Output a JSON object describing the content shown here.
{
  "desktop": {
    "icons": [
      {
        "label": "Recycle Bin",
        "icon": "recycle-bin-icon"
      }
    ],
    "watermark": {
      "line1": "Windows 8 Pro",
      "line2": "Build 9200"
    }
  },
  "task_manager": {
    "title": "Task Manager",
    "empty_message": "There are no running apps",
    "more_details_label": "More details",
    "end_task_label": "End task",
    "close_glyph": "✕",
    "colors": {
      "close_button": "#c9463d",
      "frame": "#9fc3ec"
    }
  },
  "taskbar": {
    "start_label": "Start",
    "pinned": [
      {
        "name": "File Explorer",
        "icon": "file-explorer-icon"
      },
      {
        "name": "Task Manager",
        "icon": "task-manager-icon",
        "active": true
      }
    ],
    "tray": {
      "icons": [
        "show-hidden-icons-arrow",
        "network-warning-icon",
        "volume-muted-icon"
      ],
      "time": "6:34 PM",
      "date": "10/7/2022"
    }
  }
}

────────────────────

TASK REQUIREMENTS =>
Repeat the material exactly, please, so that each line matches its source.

ANSWER SPACE =>
Output a JSON object describing the content shown here.
{
  "desktop": {
    "icons": [
      {
        "label": "Recycle Bin",
        "icon": "recycle-bin-icon"
      }
    ],
    "watermark": {
      "line1": "Windows 8 Pro",
      "line2": "Build 9200"
    }
  },
  "task_manager": {
    "title": "Task Manager",
    "empty_message": "There are no running apps",
    "more_details_label": "More details",
    "end_task_label": "End task",
    "close_glyph": "✕",
    "colors": {
      "close_button": "#c9463d",
      "frame": "#9fc3ec"
    }
  },
  "taskbar": {
    "start_label": "Start",
    "pinned": [
      {
        "name": "File Explorer",
        "icon": "file-explorer-icon"
      },
      {
        "name": "Task Manager",
        "icon": "task-manager-icon",
        "active": true
      }
    ],
    "tray": {
      "icons": [
        "show-hidden-icons-arrow",
        "network-warning-icon",
        "volume-muted-icon"
      ],
      "time": "6:34 PM",
      "date": "10/7/2022"
    }
  }
}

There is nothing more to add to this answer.